[Saved data entries]

#####

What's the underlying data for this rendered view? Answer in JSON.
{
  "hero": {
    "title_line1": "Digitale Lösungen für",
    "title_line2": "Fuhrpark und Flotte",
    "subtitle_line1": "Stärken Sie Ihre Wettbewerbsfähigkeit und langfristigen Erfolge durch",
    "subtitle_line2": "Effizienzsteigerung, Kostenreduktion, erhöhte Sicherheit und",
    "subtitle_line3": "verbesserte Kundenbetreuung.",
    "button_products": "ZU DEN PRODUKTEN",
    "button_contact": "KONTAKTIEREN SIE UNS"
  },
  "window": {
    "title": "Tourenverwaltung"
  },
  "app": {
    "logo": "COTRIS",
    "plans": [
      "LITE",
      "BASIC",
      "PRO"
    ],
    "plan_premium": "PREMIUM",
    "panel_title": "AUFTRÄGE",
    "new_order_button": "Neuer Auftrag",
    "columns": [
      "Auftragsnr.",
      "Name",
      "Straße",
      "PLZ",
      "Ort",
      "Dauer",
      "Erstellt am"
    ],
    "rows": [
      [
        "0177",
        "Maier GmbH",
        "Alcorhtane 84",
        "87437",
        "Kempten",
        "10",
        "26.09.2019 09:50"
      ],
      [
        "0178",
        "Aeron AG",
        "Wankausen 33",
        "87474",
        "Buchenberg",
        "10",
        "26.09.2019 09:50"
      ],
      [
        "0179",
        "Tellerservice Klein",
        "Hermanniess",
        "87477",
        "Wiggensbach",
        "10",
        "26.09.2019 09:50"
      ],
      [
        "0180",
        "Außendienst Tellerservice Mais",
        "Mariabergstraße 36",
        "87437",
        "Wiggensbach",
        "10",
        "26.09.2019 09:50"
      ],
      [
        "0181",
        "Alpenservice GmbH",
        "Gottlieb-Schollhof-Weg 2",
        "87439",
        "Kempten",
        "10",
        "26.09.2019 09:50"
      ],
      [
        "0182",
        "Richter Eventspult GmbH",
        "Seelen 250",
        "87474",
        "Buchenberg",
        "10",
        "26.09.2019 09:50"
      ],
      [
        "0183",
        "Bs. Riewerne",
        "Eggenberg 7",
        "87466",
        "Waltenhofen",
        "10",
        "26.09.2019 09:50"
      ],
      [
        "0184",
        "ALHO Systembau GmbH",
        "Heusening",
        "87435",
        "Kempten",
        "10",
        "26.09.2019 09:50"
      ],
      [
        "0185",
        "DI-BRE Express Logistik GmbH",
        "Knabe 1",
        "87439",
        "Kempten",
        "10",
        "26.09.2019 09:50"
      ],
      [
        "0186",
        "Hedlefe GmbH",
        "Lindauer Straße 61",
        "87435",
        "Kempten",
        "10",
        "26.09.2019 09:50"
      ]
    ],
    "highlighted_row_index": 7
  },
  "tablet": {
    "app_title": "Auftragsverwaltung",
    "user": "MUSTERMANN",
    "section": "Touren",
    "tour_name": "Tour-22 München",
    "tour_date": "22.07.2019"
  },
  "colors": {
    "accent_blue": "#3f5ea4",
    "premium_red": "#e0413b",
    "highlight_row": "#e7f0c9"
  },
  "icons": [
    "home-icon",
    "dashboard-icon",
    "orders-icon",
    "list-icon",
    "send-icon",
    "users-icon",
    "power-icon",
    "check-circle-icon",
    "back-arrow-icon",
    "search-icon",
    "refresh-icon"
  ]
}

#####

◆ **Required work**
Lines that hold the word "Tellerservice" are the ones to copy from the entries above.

◆ **The completed task**
        "Tellerservice Klein",
        "Außendienst Tellerservice Mais",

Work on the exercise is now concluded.